Source data:
#####
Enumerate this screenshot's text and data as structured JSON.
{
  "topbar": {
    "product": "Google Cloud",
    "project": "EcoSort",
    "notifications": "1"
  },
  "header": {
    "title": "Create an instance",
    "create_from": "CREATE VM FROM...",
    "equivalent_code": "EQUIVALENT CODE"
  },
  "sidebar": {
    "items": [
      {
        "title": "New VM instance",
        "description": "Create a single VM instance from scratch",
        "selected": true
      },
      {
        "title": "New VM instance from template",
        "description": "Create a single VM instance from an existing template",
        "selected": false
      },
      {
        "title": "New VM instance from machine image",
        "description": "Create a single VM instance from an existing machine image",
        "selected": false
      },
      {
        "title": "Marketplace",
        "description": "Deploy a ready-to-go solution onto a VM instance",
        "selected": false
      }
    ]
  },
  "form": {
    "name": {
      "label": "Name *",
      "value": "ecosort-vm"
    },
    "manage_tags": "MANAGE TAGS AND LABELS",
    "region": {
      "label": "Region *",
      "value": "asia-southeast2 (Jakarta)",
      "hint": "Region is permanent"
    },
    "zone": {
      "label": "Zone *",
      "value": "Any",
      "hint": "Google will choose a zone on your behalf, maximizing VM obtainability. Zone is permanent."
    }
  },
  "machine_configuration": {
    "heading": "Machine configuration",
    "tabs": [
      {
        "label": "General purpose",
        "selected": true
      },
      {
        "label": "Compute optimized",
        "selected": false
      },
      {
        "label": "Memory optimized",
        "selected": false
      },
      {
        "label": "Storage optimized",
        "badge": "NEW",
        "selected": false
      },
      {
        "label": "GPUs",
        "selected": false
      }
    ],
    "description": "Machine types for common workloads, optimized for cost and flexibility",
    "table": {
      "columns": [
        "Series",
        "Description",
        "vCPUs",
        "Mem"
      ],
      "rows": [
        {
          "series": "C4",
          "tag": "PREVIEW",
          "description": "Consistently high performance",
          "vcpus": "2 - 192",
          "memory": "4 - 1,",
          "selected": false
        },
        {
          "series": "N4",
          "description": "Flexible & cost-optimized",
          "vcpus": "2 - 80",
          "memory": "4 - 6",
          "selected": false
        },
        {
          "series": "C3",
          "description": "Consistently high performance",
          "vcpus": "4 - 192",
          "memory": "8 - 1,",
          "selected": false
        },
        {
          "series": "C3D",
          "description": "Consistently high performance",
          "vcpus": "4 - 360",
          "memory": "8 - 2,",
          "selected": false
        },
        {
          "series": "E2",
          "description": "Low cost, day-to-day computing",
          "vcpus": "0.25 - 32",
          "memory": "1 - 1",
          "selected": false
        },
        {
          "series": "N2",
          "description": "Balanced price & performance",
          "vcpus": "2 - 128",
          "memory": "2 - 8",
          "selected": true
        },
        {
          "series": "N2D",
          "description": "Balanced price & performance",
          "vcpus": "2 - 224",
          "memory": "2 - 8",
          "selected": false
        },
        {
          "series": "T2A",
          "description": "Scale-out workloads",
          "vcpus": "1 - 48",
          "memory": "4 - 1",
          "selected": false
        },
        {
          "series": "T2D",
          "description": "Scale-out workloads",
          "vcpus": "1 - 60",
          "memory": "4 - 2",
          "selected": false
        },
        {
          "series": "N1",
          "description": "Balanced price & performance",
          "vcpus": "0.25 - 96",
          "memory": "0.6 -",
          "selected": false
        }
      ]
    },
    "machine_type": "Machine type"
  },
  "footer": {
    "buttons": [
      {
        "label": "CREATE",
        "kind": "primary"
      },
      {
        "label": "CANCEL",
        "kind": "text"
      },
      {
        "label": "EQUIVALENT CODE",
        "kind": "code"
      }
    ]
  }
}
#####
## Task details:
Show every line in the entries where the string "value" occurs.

## Written answer:
      "value": "ecosort-vm"
      "value": "asia-southeast2 (Jakarta)",
      "value": "Any",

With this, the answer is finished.